#### TO DO:
In the entries that follow, which lines hold the string "this"? List them.

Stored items
+ + + +
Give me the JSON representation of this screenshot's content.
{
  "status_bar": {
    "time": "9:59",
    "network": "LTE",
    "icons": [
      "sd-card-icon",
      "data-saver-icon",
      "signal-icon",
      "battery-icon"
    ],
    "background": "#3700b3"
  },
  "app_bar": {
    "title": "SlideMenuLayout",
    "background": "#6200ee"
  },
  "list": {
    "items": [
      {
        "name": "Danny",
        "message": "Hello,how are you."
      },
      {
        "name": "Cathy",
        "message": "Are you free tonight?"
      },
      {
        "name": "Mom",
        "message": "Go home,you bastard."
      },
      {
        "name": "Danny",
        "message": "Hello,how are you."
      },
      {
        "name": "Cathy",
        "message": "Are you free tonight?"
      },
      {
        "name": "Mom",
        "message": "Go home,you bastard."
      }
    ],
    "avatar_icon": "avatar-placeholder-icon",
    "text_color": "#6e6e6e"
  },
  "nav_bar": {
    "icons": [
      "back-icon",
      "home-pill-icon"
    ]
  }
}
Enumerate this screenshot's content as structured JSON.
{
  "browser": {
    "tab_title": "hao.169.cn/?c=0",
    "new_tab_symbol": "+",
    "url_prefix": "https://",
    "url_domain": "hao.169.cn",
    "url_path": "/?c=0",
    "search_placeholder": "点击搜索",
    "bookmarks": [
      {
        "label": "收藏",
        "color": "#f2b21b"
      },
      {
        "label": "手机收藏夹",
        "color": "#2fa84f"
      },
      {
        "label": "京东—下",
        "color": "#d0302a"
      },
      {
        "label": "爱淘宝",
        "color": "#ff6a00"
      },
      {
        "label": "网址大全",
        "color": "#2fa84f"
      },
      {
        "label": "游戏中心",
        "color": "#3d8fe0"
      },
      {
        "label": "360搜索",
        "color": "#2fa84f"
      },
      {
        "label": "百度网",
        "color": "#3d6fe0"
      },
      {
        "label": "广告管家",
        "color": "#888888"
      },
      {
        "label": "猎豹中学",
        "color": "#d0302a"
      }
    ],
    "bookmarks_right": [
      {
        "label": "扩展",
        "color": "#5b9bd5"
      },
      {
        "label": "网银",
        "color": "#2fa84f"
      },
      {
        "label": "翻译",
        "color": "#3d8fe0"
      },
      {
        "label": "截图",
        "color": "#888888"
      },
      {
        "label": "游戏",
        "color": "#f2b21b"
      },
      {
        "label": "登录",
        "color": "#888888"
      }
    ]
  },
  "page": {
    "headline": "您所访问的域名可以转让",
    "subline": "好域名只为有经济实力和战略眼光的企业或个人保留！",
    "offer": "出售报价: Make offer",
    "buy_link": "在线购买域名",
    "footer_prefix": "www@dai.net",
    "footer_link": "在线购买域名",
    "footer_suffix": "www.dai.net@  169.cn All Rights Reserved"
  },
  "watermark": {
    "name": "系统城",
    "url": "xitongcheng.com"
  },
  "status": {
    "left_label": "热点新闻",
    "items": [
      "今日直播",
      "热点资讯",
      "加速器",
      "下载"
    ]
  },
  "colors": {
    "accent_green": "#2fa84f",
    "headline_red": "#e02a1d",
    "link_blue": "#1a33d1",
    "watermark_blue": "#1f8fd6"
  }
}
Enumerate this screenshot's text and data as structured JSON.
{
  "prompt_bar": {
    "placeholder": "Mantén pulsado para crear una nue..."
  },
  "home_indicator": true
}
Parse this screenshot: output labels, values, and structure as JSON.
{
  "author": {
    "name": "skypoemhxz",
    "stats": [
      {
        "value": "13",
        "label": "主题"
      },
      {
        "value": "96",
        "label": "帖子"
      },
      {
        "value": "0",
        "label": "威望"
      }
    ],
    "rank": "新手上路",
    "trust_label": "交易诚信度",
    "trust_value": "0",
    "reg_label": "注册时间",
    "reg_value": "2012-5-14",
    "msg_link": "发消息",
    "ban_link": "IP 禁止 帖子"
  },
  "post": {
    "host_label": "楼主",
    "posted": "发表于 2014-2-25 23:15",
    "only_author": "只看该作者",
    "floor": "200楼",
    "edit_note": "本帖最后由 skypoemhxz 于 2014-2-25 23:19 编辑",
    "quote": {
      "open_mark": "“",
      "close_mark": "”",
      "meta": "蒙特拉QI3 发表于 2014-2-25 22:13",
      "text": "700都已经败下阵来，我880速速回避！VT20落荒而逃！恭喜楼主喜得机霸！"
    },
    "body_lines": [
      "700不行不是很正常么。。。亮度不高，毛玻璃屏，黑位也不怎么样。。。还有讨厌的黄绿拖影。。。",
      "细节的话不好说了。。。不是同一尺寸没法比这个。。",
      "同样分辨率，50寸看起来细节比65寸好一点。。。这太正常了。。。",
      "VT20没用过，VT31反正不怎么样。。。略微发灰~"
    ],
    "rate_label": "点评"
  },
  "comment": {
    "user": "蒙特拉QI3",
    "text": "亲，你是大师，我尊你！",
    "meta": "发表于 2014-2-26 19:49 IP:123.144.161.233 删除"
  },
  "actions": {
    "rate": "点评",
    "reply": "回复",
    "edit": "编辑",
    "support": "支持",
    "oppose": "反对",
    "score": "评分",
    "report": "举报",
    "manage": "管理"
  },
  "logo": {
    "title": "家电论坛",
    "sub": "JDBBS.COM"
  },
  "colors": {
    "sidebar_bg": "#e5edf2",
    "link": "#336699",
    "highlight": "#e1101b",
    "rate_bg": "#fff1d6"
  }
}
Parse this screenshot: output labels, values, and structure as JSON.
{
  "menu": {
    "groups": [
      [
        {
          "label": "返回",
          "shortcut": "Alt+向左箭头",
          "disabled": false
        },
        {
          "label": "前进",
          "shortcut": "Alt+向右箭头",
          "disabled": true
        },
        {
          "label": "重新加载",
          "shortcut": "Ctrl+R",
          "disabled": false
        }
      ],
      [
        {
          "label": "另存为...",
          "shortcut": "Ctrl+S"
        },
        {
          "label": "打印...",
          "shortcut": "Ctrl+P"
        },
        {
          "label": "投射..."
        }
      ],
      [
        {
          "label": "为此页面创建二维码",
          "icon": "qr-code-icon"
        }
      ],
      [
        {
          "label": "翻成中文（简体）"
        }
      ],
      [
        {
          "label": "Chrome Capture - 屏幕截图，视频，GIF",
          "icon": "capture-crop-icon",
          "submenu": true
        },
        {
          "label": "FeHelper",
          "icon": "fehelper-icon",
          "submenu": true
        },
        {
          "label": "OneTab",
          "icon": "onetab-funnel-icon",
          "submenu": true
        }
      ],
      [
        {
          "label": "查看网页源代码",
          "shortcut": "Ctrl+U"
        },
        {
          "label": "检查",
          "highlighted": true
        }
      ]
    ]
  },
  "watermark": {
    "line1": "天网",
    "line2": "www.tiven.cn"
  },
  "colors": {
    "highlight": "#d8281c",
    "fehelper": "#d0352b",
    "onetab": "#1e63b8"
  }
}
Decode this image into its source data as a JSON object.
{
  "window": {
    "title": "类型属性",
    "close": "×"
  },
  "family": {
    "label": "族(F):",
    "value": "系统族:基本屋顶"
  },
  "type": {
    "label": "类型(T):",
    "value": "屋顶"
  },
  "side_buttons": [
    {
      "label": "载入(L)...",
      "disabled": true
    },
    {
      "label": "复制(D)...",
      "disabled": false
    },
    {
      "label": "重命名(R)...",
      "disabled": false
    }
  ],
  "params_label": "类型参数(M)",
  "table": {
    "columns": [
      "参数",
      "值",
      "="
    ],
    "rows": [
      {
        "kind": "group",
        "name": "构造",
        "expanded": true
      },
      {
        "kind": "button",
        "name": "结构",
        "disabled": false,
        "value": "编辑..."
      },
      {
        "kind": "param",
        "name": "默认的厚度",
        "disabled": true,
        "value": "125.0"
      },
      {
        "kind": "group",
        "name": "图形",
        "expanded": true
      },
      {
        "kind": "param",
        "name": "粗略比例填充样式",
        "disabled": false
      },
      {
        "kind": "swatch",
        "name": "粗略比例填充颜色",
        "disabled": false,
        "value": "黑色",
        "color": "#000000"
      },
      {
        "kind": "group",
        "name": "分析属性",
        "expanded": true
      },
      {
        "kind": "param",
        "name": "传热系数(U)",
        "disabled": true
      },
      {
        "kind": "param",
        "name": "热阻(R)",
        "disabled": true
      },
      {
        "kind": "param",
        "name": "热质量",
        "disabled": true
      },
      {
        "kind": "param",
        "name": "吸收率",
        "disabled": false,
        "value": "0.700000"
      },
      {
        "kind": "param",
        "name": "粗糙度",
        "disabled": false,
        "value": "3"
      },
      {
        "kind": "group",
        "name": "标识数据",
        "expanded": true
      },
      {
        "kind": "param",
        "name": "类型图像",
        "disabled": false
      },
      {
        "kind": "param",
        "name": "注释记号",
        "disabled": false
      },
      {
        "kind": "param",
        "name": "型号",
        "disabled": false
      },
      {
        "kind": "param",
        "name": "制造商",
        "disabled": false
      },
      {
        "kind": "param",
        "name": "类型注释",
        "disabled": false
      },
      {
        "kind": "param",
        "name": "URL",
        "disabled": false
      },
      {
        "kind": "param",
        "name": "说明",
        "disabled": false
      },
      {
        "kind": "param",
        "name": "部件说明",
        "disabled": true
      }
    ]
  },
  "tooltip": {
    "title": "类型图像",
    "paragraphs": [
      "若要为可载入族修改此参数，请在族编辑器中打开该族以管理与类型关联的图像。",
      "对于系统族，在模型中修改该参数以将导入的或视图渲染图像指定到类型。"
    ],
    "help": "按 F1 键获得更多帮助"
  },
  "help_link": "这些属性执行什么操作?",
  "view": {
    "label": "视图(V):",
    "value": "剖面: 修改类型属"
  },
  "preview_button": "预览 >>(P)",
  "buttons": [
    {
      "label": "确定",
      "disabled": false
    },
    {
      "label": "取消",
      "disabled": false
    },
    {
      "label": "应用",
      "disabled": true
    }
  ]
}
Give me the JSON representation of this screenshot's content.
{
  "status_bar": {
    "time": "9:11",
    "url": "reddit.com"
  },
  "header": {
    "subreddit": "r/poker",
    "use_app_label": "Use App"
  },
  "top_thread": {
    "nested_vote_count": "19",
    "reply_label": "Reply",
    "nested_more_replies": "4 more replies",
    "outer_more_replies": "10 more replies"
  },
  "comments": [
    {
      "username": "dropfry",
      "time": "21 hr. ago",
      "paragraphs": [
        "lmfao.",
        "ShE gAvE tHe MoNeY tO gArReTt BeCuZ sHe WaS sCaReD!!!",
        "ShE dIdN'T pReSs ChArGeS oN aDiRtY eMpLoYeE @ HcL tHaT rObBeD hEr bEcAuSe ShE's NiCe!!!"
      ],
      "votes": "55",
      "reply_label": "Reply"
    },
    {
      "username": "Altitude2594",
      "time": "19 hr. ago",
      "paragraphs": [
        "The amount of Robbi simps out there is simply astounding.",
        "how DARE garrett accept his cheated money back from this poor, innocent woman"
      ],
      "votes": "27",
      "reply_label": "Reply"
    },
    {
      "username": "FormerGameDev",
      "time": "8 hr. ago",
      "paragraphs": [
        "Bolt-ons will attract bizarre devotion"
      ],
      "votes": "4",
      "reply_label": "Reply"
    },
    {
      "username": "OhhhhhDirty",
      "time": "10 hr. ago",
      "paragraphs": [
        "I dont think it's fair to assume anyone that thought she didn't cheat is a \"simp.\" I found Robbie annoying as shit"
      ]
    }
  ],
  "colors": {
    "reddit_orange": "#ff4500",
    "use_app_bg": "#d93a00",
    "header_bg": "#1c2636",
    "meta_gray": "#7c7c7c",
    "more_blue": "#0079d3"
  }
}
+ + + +
#### YOUR SOLUTION:
Give me the JSON representation of this screenshot's content.
Enumerate this screenshot's content as structured JSON.
Enumerate this screenshot's text and data as structured JSON.
Parse this screenshot: output labels, values, and structure as JSON.
Parse this screenshot: output labels, values, and structure as JSON.
Decode this image into its source data as a JSON object.
Give me the JSON representation of this screenshot's content.
        "how DARE garrett accept his cheated money back from this poor, innocent woman"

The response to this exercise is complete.